But realism is not the only dictate here. The End We Start From is also deeply invested with symbolism. It begins with the narrator going into labour: “Finally I am waterless, the pool of myself spreading slowly past my toes.” Maternity is a kind of apocalypse, an end to being one kind of self who lives one kind of life, and the beginning of another. Names, like everything else here, are cut back to the barest essentials, becoming just initials. The narrator’s husband is R, her in-laws are N and G, and her baby Z – an alphabetical end who is at the beginning of his life. Anyone who has welcomed the catastrophe of a newborn into their lives is likely to feel sympathy for this parallelbetween infant and Armageddon.

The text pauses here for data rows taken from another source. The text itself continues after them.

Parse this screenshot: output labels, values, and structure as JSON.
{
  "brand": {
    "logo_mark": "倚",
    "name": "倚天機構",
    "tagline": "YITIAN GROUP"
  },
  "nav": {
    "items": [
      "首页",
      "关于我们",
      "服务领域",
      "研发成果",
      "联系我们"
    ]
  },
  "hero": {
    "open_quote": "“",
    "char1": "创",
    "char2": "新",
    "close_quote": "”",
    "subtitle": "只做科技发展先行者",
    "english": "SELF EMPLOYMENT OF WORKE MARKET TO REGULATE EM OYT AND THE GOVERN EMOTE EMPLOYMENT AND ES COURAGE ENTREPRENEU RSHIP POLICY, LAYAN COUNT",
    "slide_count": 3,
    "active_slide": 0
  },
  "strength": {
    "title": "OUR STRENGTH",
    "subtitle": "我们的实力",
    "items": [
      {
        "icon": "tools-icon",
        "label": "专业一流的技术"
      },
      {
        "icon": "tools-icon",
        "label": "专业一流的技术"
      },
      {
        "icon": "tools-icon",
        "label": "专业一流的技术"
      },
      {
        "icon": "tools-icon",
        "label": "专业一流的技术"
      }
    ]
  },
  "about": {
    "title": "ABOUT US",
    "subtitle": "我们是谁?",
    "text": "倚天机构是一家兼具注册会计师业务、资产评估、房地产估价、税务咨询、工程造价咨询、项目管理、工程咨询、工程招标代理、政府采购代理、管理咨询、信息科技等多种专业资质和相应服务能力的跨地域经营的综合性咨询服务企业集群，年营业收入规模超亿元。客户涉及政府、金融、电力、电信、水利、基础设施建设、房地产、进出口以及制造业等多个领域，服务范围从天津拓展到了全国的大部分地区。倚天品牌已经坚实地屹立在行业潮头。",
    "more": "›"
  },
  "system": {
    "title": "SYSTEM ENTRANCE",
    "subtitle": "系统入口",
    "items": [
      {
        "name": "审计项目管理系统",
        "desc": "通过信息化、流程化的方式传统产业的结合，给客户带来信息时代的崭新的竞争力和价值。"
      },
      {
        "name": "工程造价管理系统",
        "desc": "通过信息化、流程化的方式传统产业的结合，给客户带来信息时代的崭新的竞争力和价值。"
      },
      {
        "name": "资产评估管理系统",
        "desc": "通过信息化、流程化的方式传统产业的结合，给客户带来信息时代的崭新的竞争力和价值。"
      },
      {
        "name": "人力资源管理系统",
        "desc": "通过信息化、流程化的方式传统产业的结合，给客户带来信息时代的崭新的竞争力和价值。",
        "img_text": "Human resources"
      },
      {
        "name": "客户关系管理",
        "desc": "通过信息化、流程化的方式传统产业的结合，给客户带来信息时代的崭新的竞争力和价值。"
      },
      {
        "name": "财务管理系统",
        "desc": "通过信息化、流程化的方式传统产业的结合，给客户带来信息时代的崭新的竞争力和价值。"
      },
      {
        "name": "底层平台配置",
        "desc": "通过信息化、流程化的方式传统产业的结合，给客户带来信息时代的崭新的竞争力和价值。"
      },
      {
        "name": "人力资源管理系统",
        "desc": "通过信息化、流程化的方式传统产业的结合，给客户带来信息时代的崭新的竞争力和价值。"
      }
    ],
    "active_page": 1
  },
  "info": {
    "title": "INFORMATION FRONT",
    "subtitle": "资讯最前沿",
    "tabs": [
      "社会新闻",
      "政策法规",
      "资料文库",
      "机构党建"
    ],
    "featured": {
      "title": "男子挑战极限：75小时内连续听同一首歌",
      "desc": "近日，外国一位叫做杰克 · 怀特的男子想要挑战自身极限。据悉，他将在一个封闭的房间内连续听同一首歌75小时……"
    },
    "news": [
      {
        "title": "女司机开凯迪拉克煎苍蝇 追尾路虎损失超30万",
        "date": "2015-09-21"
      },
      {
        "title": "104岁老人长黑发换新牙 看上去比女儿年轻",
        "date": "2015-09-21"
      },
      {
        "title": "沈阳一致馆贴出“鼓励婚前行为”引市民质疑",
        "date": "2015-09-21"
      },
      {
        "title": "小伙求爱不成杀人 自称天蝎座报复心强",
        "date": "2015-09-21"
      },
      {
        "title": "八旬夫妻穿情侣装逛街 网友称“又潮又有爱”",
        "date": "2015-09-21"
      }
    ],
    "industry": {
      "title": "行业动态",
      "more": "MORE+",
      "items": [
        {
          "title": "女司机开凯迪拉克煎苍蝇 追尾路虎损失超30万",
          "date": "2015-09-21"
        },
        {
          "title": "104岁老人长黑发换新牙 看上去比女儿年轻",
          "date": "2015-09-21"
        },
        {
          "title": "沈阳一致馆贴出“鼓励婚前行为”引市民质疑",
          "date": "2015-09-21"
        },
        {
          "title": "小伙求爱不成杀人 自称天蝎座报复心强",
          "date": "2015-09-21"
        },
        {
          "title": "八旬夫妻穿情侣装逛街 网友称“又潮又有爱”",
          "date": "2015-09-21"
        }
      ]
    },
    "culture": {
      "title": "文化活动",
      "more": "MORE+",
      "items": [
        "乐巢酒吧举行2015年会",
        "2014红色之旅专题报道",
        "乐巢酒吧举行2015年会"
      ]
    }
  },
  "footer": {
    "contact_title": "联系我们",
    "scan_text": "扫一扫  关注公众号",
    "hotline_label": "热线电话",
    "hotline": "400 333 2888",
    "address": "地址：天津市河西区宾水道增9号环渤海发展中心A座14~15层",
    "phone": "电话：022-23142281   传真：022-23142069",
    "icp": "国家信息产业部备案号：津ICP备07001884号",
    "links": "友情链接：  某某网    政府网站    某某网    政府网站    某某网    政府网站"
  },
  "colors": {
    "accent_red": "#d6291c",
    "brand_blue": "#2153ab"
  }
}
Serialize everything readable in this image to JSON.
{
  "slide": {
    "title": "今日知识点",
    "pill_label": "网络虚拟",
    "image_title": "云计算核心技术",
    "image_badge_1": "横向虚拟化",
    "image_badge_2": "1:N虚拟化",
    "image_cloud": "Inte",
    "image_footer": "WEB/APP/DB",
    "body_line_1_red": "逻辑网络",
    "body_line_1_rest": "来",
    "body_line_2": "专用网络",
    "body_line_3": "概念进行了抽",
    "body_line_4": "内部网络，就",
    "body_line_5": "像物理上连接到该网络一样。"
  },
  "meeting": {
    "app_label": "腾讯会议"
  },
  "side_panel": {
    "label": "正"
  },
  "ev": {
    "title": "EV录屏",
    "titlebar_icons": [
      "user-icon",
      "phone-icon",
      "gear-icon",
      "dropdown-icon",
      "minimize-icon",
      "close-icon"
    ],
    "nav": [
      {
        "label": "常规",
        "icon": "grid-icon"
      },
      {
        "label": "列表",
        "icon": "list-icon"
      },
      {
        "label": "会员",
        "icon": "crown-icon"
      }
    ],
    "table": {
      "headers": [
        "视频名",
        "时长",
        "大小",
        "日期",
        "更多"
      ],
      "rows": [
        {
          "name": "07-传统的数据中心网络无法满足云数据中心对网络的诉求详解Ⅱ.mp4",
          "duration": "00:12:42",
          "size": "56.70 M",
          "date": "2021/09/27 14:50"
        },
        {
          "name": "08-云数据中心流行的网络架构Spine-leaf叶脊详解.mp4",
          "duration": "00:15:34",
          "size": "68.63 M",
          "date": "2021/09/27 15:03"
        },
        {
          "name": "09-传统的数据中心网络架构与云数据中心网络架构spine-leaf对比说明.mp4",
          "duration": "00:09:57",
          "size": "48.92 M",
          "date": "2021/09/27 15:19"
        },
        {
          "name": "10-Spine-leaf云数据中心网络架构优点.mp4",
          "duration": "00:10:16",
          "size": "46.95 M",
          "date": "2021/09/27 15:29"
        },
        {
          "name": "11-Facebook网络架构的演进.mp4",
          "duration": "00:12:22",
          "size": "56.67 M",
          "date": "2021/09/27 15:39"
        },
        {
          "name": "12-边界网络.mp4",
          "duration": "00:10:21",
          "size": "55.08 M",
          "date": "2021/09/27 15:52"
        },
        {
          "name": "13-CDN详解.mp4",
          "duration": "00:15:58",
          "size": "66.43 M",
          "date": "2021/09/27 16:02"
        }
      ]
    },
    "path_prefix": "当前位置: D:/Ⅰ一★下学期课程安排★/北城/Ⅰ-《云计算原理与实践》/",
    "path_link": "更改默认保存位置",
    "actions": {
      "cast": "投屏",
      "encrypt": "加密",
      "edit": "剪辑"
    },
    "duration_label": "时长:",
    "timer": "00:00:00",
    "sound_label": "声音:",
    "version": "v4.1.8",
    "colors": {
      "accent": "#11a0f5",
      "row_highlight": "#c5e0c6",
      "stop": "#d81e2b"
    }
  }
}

There is a cost to the allegory, though, and it comes through in moments when Hunter sacrifices the merciless logic of calculating survival in favour of giving play to her metaphor. Milk is, as it would be for a new mother, a theme. The milk in the narrator’s breasts that keeps her baby alive becomes an analogue for all sustenance: “As for food, I have started to think of it all as milk,” she says. “I wonder how long we would survive, how quickly human milk runs out in famine.” Perhaps it’s inevitable, then, that the unexpected gift of security and nourishment the narrator and Z find on the island should be represented through dairy; but it also punctures a world you could otherwise believe in utterly.

Hunter’s apocalypse is a tender one. There is violence and disorder at the start: one of the most affecting uses of Hunter’s spare style is when the narrator’s mother-in-law fails to return from a brutal trip to gather provisions, and the narrator simply announces: “No G.” But while R chooses isolation and suspicion of others, leaving his wife and child to make his own way, the narrator chooses humanity. She tells us how she “falls in love”, deep and quick, with those with whom she forms alliances. To borrow again from Four Quartets, “The houses are all gone under the sea” – but The End We Start From promises the possibility of life afterwards. 

The End We Start From
Megan Hunter
Picador, 127pp, £9.99

Sarah Ditum is a journalist who writes regularly for the Guardian, New Statesman and others. Her website is here.

This article first appeared in the 17 August 2017 issue of the New Statesman, Trump goes nuclear